The House was asked whether shares in a company held by directors as trustees could be aggregated with shares held by them beneficially for the purpose of determining whether the directors had ‘a controlling interest’ in the company.
Russell of Killowen said: ‘When the section speaks of directors having a controlling interest in a company, what it is immediately concerned with in using the words ‘controlling interest’ is not the extent to which the individuals are beneficially interested in the profits of the company as a going concern or in the surplus assets in a winding up, but the extent to which they have vested in them the power of controlling by votes the decisions which will bind the company in the shape of resolutions passed by the shareholders in general meeting. In other words, the test which is to exclude a company’s business from subsection (9)(a) and include it in (9)(b), is the voting power of its directors, not their beneficial interest in the company.
For the purpose of such a test the fact that a vote-carrying share is vested in a director as trustee seems immaterial. The power is there, and though it be exercised in breach of trust or even in breach of an injunction, the vote would be validly cast vis-a-vis the company, and the resolution until rescinded would be binding on it.’
Lord Macmillan said: ‘The question whether the directors of the respondent company have the control of it by their voting power as shareholders must in my view be determined by the memorandum and articles of the company and by the register of shareholders. By the constitution of the company, as I have already mentioned, the voting power is vested in the ordinary shareholders and the register shows that the directors hold a majority of these shares . .

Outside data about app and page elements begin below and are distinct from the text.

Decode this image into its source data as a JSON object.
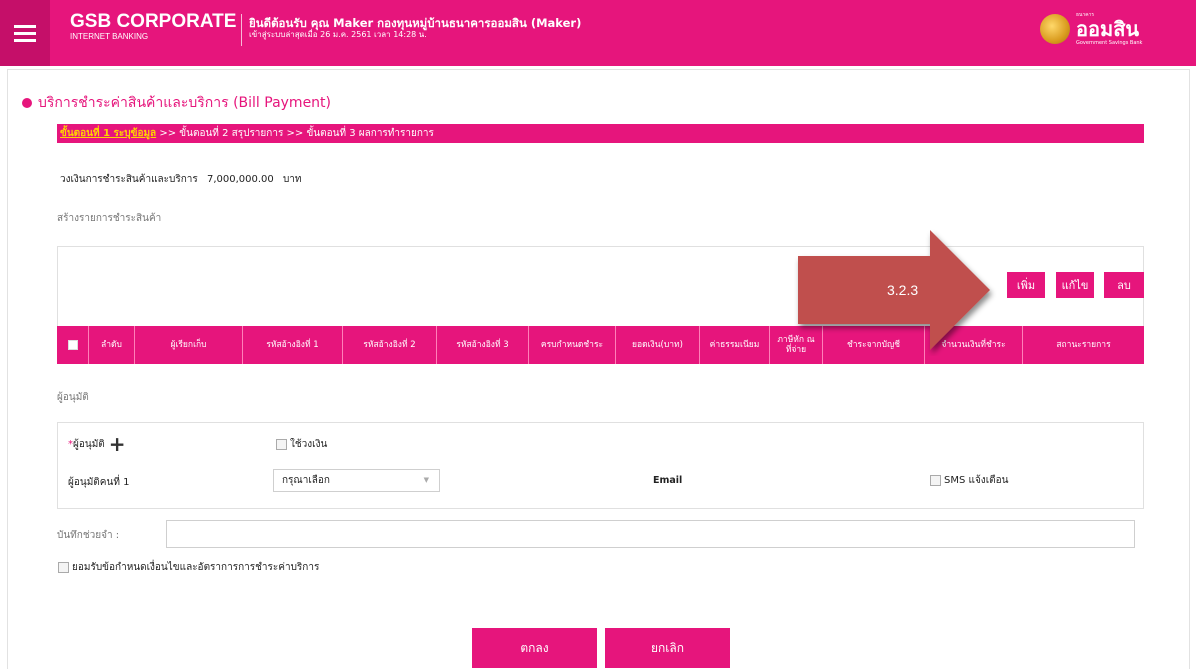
{
  "header": {
    "brand": "GSB CORPORATE",
    "brand_sub": "INTERNET BANKING",
    "welcome": "ยินดีต้อนรับ คุณ Maker กองทุนหมู่บ้านธนาคารออมสิน (Maker)",
    "last_login": "เข้าสู่ระบบล่าสุดเมื่อ 26 ม.ค. 2561 เวลา 14:28 น.",
    "logo_text": "ออมสิน",
    "logo_top": "ธนาคาร",
    "logo_sub": "Government Savings Bank"
  },
  "page": {
    "title": "บริการชำระค่าสินค้าและบริการ (Bill Payment)"
  },
  "steps": {
    "step1": "ขั้นตอนที่ 1 ระบุข้อมูล",
    "sep1": " >> ",
    "step2": "ขั้นตอนที่ 2 สรุปรายการ",
    "sep2": " >> ",
    "step3": "ขั้นตอนที่ 3 ผลการทำรายการ"
  },
  "limit": {
    "label": "วงเงินการชำระสินค้าและบริการ",
    "amount": "7,000,000.00",
    "unit": "บาท"
  },
  "create_section": "สร้างรายการชำระสินค้า",
  "actions": {
    "add": "เพิ่ม",
    "edit": "แก้ไข",
    "delete": "ลบ"
  },
  "callout": "3.2.3",
  "table": {
    "headers": [
      "ลำดับ",
      "ผู้เรียกเก็บ",
      "รหัสอ้างอิงที่ 1",
      "รหัสอ้างอิงที่ 2",
      "รหัสอ้างอิงที่ 3",
      "ครบกำหนดชำระ",
      "ยอดเงิน(บาท)",
      "ค่าธรรมเนียม",
      "ภาษีหัก ณ ที่จ่าย",
      "ชำระจากบัญชี",
      "จำนวนเงินที่ชำระ",
      "สถานะรายการ"
    ]
  },
  "approver_section": "ผู้อนุมัติ",
  "approver": {
    "required_mark": "*",
    "label": "ผู้อนุมัติ",
    "use_limit": "ใช้วงเงิน",
    "approver1": "ผู้อนุมัติคนที่ 1",
    "select_value": "กรุณาเลือก",
    "email": "Email",
    "sms": "SMS แจ้งเตือน"
  },
  "memo_label": "บันทึกช่วยจำ :",
  "terms": "ยอมรับข้อกำหนดเงื่อนไขและอัตราการการชำระค่าบริการ",
  "buttons": {
    "ok": "ตกลง",
    "cancel": "ยกเลิก"
  },
  "colors": {
    "brand": "#e6157c",
    "callout": "#c0504d"
  }
}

So far as the company is concerned the relation between such of its shareholders as happen to be trustees and their beneficiaries is res inter alios. It may be that a trustee shareholder may, as between himself and his cestuis que trust, be under a duty to exercise his vote in a particular manner, or a shareholder may be bound under contract to vote in a particular way (cf Puddephatt v Leith). But with such restrictions the company has nothing to do. It must accept and act upon the shareholder’s vote notwithstanding that it may be given contrary to some duty which he owes to outsiders. The remedy for such breach lies elsewhere.’
Lord Porter said: ‘The phrase is a composite one and the combination means no more than that the directors must have an interest such as enables them to control the activities of the company: it does not require some personal financial interest on their part which control enables them to exploit. It may be that trustees can ultimately be brought to book for activities which would not lay a beneficial owner open to attack or complaint. Nevertheless for good or ill the trustee like the beneficial owner controls, though if his powers be wrongly exercised they may in some way or other be capable of being challenged.’
Lord Simonds said: ‘What, my Lords, constitutes a controlling interest in a company? It is the power by the exercise of voting rights to carry a resolution at a general meeting of the company. Can the directors of the respondent company by the exercise of their voting rights carry such a resolution? Yes: for they are the registered holders of more than half the ordinary shares of the company. Therefore they have a controlling interest in the company . .
Those who by their votes can control the company do not the less control it because they may themselves be amenable to some external control. Theirs is the control, though in the exercise of it they may be guilty of some breach of obligation whether of conscience or of law. It is impossible (an impossibility long recognised in company law) to enter into an investigation whether the registered holder of a share is to any and what extent the beneficial owner. A clean cut there must be.’
Macmillan, Russell of Killowen, Porter, Simonds LL
 1 All ER 667,  UKHL TC – 29 – 167, 29 TC 167
Distinguished – Bermuda Cablevision Limited and others v Colica Trust Company Limited PC 6-Oct-1997
(Bermuda) An alternative remedy to winding up is available to a shareholder where oppressive conduct is alleged, though the main thrust is that the conduct is unlawful. . .
Lists of cited by and citing cases may be incomplete.
Income Tax, Company
Updated: 28 June 2022; Ref: scu.221572